Missile deployment: ‘China is now unambiguously militarizing the Spratlys’


Yesterday, we noted a Financial Times report that suggested this will be a “testing year” for U.S.-China relations, and that this is already conventional wisdom in Beijing. Some tensions such as the trade imbalances and the Korean nuclear issue are unavoidable. But Beijing also seems to be intentionally testing Washington’s limits in the Trump era — specifically in the South China Sea.

In 2015, President Xi Jinping said at a joint press conference with President Obama, “Relevant construction activities that China is undertaking in the Nansha [Spratly] islands do not target or impact any country and China does not intend to pursue militarization.”  

Since then, China has installed all kinds of surveillance equipment and weaponry on the islands and reefs it claims. CNBC yesterday reported that in the past 30 days, American intelligence officials have seen the “deployment of anti-ship cruise missiles and surface-to-air missiles on Fiery Cross Reef, Subi Reef and Mischief Reef in the Spratly Islands.” This is merely the latest of many new military installations in the South China Sea.

Here’s how a few experts closely following the South China Sea responded to that news:

  • “China is now unambiguously militarizing the Spratlys,” Lyle Morris, a senior policy analyst at RAND, tweeted.
  • “US has really lost the initiative in South China Sea, and has no real levers to deter further Chinese military deployments,” lamented international law scholar Julian Ku, adding that he supported targeted sanctions to “lay down a marker” of disapproval.
  • “Next will be fighters and establishment of baselines,” predicted Bonnie Glaser, an expert in Asia-Pacific security. Here is an explanation of baselines and freedom of navigation from the Asia Maritime Transparency Initiative, a project connected to the think tank that Glaser is affiliated with.

The Washington Post kicked off 2018 with this report: The South China Sea fell off Trump’s radar last year.
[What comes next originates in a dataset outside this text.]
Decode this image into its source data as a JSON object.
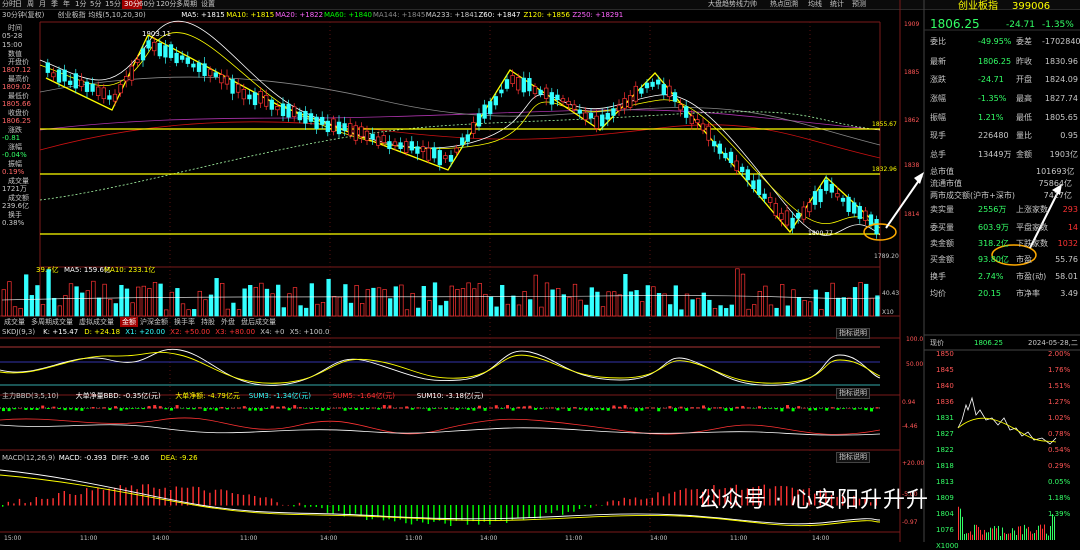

He may have to pay attention in 2018. With this latest move in the Spratlys, Xi appears to be betting that Trump’s attention span hasn’t improved.